Dataset rows for apps and sites:

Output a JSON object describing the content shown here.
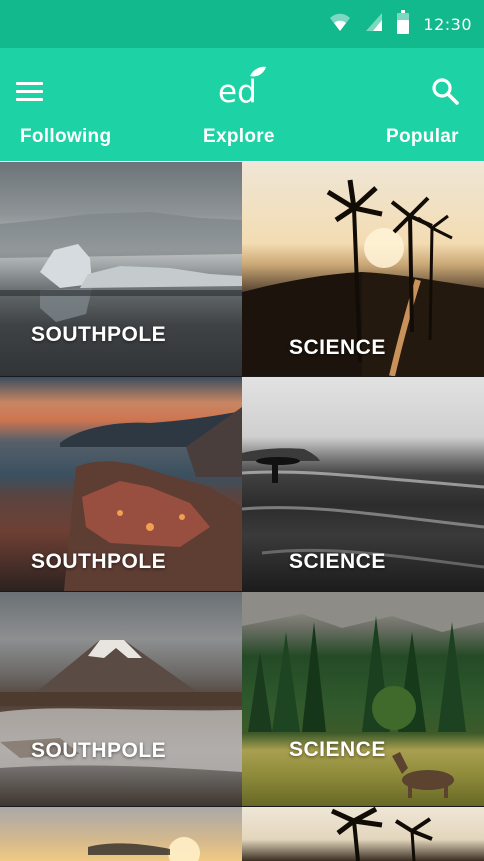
{
  "status_bar": {
    "time": "12:30",
    "icons": [
      "wifi-icon",
      "signal-icon",
      "battery-icon"
    ]
  },
  "app_bar": {
    "logo_text": "ed",
    "menu_icon": "hamburger-icon",
    "search_icon": "search-icon"
  },
  "tabs": [
    {
      "label": "Following",
      "selected": true
    },
    {
      "label": "Explore",
      "selected": false
    },
    {
      "label": "Popular",
      "selected": false
    }
  ],
  "tiles": [
    {
      "label": "SOUTHPOLE"
    },
    {
      "label": "SCIENCE"
    },
    {
      "label": "SOUTHPOLE"
    },
    {
      "label": "SCIENCE"
    },
    {
      "label": "SOUTHPOLE"
    },
    {
      "label": "SCIENCE"
    },
    {
      "label": ""
    },
    {
      "label": ""
    }
  ],
  "colors": {
    "status_bar": "#12b98c",
    "app_bar": "#1dd3a5",
    "text": "#ffffff"
  }
}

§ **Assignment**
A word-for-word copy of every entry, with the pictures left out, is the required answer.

§ **Answer box**
Output a JSON object describing the content shown here.
{
  "status_bar": {
    "time": "12:30",
    "icons": [
      "wifi-icon",
      "signal-icon",
      "battery-icon"
    ]
  },
  "app_bar": {
    "logo_text": "ed",
    "menu_icon": "hamburger-icon",
    "search_icon": "search-icon"
  },
  "tabs": [
    {
      "label": "Following",
      "selected": true
    },
    {
      "label": "Explore",
      "selected": false
    },
    {
      "label": "Popular",
      "selected": false
    }
  ],
  "tiles": [
    {
      "label": "SOUTHPOLE"
    },
    {
      "label": "SCIENCE"
    },
    {
      "label": "SOUTHPOLE"
    },
    {
      "label": "SCIENCE"
    },
    {
      "label": "SOUTHPOLE"
    },
    {
      "label": "SCIENCE"
    },
    {
      "label": ""
    },
    {
      "label": ""
    }
  ],
  "colors": {
    "status_bar": "#12b98c",
    "app_bar": "#1dd3a5",
    "text": "#ffffff"
  }
}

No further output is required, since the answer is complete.